- _Supplied material_
━━━━━━━━━━━━━━━━

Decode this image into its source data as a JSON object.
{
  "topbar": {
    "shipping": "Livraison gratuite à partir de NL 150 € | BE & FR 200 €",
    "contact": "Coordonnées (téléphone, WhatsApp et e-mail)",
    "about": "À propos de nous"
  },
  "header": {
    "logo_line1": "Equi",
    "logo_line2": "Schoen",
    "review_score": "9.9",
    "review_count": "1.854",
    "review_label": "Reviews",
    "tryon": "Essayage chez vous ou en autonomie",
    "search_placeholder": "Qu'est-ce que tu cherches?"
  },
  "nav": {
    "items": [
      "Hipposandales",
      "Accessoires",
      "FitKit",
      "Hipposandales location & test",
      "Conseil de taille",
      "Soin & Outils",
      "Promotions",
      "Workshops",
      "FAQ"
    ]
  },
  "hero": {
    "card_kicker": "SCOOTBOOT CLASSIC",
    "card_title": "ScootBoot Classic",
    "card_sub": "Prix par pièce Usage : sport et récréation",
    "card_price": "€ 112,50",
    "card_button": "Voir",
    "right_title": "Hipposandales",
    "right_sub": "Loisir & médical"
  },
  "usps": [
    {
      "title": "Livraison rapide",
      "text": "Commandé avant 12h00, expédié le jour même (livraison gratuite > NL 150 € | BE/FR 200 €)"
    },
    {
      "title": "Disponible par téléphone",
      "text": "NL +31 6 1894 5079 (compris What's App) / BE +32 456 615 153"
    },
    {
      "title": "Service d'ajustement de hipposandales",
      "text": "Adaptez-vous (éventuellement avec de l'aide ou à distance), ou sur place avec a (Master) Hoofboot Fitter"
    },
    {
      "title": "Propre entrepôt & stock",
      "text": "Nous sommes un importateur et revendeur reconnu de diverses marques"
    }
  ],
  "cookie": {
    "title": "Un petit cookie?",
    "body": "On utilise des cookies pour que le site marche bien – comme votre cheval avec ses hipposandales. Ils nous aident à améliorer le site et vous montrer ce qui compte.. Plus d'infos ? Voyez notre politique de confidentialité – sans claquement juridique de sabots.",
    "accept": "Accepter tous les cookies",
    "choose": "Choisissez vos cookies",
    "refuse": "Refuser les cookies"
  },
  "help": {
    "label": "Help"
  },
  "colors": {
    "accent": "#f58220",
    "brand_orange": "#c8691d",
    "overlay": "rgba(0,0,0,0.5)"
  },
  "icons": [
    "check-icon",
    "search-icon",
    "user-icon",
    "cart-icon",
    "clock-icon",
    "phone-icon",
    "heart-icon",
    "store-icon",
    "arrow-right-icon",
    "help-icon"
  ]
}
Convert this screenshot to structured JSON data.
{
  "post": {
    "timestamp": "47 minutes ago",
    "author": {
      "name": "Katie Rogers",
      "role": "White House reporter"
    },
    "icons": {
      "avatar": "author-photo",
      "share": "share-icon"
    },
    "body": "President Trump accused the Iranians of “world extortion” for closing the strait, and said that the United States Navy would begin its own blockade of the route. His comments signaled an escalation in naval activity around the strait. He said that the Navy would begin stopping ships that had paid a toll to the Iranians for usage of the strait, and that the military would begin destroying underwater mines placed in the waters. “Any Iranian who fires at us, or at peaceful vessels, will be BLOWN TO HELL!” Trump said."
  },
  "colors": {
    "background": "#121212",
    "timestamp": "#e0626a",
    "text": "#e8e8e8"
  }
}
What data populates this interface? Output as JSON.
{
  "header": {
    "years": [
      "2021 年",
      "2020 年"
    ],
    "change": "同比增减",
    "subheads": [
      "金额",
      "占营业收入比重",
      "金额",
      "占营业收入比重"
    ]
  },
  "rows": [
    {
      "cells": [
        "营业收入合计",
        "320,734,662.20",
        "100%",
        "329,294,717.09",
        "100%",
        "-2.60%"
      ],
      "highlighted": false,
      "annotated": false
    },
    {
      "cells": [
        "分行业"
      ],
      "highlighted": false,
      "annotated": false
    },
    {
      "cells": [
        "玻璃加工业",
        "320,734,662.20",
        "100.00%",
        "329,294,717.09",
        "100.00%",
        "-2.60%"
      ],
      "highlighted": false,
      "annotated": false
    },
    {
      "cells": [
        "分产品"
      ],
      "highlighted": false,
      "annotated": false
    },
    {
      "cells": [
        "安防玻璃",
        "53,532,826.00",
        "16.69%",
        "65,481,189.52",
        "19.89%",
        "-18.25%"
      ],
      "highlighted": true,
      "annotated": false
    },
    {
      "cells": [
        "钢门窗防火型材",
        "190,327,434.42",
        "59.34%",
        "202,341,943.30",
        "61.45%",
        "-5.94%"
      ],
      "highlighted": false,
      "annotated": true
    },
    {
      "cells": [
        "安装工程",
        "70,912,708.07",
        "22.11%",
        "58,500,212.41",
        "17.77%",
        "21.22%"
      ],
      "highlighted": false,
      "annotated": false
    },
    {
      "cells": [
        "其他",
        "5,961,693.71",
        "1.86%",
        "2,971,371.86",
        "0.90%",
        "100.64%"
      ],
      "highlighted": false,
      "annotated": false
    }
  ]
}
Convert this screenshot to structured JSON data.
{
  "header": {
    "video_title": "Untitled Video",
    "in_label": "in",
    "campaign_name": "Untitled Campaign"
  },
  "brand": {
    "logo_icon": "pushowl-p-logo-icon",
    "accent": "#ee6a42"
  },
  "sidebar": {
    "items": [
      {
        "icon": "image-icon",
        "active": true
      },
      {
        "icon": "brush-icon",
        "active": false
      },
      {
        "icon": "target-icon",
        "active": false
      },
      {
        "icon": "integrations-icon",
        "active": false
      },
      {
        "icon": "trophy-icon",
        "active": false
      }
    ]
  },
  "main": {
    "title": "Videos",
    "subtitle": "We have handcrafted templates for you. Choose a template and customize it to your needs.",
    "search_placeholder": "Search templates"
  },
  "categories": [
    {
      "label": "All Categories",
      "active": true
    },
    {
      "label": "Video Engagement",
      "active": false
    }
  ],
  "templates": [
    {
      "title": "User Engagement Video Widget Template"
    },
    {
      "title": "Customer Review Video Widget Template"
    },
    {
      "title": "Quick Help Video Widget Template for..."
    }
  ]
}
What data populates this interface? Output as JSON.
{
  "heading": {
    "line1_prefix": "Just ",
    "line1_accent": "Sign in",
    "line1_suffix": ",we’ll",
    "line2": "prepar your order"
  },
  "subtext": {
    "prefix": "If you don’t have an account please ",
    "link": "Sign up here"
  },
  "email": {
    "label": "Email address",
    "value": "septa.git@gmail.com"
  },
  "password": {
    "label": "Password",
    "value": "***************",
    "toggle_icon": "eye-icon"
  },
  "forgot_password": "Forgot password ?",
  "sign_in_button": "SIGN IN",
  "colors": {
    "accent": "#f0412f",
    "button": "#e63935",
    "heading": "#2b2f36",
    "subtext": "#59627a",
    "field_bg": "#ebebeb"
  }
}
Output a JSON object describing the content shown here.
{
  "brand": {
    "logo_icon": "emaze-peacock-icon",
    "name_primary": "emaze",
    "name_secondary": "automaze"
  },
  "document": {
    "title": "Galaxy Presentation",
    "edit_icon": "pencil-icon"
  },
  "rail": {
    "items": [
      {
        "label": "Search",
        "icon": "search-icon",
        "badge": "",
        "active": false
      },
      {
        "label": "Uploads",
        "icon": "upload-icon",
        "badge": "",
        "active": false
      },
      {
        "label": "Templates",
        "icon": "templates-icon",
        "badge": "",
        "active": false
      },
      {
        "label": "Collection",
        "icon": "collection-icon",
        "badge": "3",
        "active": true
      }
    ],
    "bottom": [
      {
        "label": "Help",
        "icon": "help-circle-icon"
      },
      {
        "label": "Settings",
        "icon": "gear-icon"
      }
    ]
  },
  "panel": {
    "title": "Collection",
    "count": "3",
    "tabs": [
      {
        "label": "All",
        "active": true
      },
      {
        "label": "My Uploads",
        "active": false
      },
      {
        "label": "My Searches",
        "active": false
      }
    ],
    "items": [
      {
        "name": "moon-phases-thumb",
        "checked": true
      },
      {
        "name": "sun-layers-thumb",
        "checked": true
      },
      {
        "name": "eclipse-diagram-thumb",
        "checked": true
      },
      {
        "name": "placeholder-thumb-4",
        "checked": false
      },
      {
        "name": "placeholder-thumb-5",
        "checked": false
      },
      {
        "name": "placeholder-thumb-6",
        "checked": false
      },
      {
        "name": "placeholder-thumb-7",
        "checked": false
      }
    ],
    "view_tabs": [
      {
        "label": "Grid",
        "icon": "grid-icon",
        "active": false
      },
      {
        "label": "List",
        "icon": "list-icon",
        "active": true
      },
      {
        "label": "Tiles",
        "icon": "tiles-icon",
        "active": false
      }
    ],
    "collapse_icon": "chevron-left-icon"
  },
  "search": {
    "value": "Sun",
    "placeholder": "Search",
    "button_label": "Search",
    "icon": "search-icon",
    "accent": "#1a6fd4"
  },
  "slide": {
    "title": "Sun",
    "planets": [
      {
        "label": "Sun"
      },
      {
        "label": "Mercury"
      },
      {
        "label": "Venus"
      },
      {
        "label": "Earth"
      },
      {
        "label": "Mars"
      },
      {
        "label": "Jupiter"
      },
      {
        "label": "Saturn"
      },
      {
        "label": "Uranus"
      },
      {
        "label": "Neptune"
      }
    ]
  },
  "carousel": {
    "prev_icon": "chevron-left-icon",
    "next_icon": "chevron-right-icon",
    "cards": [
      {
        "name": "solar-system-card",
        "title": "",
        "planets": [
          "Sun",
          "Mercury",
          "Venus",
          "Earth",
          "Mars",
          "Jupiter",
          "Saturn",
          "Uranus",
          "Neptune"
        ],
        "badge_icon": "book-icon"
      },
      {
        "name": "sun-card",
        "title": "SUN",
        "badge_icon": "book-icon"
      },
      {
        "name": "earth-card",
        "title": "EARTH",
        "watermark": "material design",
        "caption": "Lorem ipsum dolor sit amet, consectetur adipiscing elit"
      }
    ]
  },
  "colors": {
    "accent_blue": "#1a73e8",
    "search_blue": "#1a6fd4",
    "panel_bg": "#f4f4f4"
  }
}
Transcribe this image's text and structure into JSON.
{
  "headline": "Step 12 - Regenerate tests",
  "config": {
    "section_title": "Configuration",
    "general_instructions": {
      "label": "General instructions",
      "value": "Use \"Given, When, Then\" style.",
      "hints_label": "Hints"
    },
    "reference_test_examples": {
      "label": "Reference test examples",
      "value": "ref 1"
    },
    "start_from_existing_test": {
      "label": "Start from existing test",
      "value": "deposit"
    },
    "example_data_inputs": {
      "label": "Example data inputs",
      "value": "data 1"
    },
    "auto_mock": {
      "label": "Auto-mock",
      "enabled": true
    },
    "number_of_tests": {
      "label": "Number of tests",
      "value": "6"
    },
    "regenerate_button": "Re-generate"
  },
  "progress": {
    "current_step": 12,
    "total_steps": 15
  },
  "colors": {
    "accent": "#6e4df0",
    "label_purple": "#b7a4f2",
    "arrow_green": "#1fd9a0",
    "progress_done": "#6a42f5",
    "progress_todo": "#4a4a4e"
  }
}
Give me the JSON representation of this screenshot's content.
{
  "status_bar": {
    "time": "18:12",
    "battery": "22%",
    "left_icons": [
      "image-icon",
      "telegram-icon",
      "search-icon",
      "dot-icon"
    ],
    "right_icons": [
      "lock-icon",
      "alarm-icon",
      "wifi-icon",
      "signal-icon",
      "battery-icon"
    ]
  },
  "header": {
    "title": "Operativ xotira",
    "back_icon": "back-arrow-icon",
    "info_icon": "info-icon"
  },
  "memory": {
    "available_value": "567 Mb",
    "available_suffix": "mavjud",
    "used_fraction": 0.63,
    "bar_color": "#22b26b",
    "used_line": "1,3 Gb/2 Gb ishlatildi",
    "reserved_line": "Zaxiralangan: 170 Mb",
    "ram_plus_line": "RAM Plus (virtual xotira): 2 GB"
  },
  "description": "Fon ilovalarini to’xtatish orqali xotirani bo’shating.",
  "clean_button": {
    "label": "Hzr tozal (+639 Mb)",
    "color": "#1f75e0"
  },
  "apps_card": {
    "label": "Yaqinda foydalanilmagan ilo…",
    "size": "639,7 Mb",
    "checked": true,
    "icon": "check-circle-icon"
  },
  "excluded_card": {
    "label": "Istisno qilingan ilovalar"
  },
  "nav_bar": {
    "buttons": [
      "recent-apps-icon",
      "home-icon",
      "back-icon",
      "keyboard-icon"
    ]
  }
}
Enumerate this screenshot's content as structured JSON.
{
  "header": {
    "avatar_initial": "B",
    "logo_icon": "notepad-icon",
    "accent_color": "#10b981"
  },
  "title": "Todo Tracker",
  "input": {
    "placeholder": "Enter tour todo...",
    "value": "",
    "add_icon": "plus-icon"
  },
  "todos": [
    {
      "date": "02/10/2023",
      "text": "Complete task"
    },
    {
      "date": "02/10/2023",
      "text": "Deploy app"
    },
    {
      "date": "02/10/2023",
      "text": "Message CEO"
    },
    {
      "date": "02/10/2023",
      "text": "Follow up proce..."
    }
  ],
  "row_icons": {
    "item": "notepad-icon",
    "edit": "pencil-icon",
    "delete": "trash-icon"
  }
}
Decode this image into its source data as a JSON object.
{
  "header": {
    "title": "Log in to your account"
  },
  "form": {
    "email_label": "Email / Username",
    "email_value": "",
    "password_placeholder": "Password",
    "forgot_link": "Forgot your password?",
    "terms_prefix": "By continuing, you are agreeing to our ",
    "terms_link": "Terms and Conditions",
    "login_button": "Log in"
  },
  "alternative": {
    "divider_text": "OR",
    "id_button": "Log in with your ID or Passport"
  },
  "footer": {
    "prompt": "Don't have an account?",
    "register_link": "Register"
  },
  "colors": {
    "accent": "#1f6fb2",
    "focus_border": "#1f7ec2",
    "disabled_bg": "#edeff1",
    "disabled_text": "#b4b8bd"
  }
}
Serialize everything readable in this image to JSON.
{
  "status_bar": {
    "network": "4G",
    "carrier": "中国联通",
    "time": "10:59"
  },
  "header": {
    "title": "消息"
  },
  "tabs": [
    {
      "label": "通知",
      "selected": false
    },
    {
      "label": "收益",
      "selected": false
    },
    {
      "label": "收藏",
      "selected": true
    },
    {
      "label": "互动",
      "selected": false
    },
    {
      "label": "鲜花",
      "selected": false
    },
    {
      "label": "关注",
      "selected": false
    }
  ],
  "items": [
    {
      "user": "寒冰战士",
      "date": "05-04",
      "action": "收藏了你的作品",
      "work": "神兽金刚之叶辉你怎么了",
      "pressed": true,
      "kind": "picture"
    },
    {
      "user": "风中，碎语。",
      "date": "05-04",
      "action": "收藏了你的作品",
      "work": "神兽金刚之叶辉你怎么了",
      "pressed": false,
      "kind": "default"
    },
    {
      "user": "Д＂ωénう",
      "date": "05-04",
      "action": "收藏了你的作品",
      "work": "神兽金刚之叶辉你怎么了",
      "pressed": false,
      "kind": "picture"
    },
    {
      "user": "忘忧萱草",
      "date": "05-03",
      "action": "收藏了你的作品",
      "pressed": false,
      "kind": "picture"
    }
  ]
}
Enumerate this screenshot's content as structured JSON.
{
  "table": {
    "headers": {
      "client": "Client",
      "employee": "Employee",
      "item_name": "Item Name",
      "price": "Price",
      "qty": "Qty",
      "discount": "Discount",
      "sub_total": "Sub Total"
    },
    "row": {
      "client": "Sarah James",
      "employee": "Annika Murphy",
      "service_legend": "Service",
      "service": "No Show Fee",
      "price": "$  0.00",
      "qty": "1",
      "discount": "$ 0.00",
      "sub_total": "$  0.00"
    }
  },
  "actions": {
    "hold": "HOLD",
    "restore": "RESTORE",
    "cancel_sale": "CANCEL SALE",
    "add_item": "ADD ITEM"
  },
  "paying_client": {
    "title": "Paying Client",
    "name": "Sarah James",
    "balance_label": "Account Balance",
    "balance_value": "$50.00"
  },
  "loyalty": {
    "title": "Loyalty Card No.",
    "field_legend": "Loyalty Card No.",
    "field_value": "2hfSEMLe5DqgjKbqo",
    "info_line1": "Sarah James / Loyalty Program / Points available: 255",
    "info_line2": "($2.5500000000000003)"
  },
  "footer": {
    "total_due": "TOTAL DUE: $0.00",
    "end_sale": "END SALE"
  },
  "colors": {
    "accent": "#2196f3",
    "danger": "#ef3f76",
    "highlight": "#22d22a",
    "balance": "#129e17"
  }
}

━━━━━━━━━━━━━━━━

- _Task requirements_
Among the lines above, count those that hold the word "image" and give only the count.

- _Response for this exercise_
6